→ Exercise details
From the listing below, count the lines where the string "Edit" occurs. Give the number, with no other words.

→ Supplied entries
--- START ---

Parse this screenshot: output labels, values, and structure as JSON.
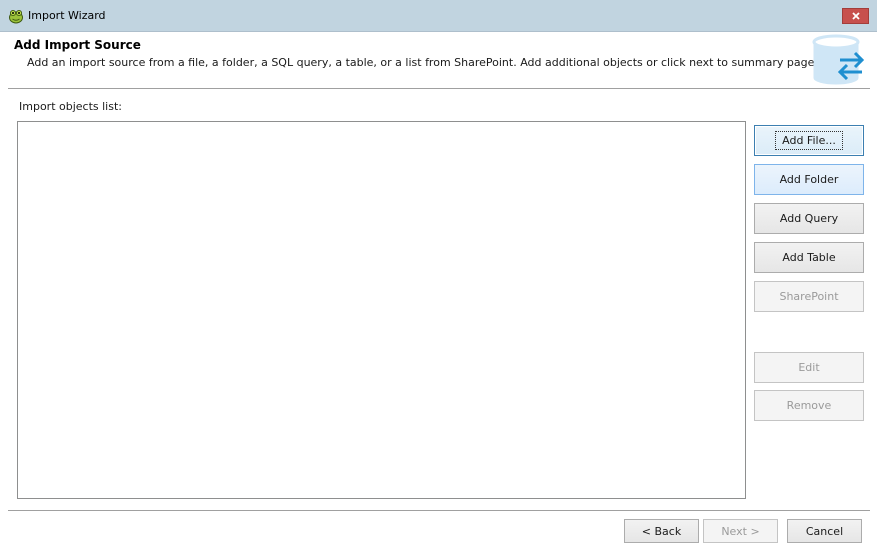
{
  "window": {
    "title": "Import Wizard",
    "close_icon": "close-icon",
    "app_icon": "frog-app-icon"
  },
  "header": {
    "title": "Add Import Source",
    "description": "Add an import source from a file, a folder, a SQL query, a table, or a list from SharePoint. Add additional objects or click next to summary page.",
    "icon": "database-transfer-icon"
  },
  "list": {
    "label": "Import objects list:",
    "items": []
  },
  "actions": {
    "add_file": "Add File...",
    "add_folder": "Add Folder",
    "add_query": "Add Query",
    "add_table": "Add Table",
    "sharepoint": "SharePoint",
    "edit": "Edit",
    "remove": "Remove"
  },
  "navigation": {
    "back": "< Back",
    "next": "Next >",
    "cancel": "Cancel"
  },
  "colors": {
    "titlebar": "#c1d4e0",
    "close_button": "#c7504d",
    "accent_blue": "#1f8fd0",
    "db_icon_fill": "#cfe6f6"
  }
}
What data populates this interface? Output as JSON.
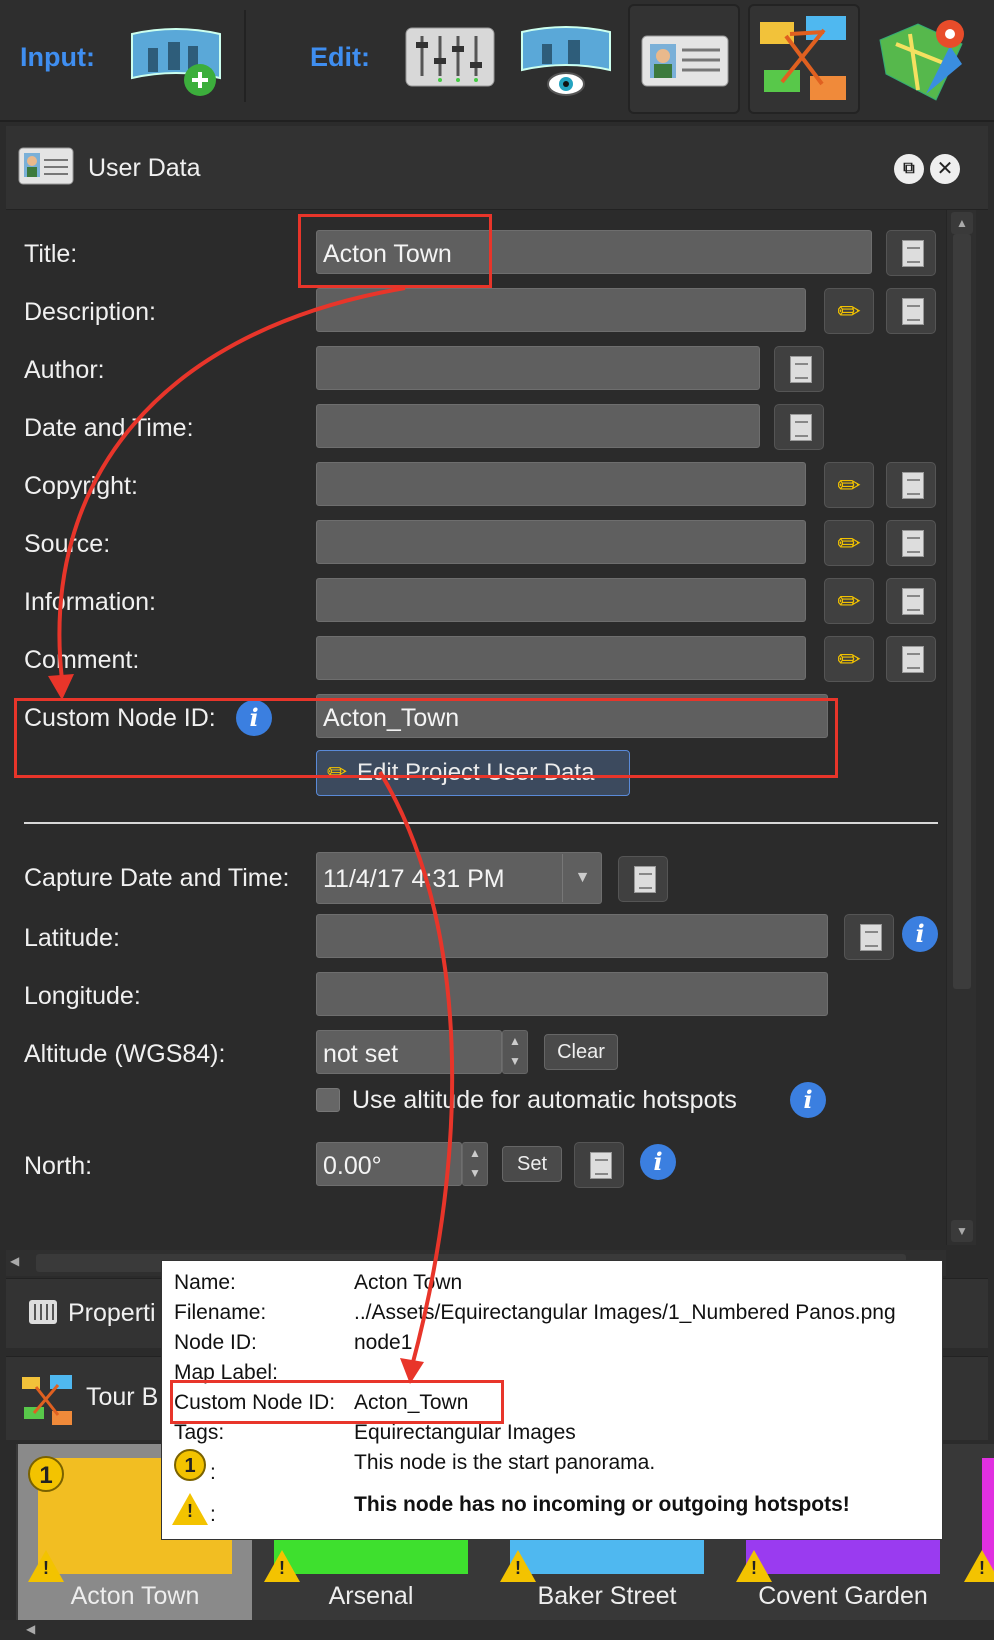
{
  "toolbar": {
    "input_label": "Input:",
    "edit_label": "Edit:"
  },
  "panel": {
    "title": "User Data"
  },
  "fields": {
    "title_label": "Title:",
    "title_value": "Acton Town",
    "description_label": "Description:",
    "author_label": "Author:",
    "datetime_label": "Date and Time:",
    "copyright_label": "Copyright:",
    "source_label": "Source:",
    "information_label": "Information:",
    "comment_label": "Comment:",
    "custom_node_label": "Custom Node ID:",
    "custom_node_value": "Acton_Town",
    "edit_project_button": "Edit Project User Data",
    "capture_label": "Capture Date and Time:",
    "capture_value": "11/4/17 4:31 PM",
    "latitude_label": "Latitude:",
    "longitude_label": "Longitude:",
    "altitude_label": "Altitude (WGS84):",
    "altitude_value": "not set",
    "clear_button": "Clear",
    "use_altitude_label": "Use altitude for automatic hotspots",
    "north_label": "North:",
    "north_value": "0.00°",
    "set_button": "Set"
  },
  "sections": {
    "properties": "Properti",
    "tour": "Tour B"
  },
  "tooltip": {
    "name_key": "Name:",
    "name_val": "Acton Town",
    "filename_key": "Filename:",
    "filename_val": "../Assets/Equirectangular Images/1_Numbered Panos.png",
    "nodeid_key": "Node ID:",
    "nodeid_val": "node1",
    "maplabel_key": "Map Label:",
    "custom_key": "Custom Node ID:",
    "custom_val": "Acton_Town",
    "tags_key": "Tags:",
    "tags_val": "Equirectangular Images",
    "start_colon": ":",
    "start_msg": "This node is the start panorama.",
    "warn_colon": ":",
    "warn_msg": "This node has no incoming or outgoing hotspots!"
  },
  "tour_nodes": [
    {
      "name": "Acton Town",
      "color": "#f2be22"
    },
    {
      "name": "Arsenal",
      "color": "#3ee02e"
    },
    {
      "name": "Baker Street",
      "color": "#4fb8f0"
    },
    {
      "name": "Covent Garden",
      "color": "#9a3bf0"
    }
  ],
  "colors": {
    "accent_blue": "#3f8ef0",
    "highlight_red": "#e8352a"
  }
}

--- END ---

→ Reply to the exercise
3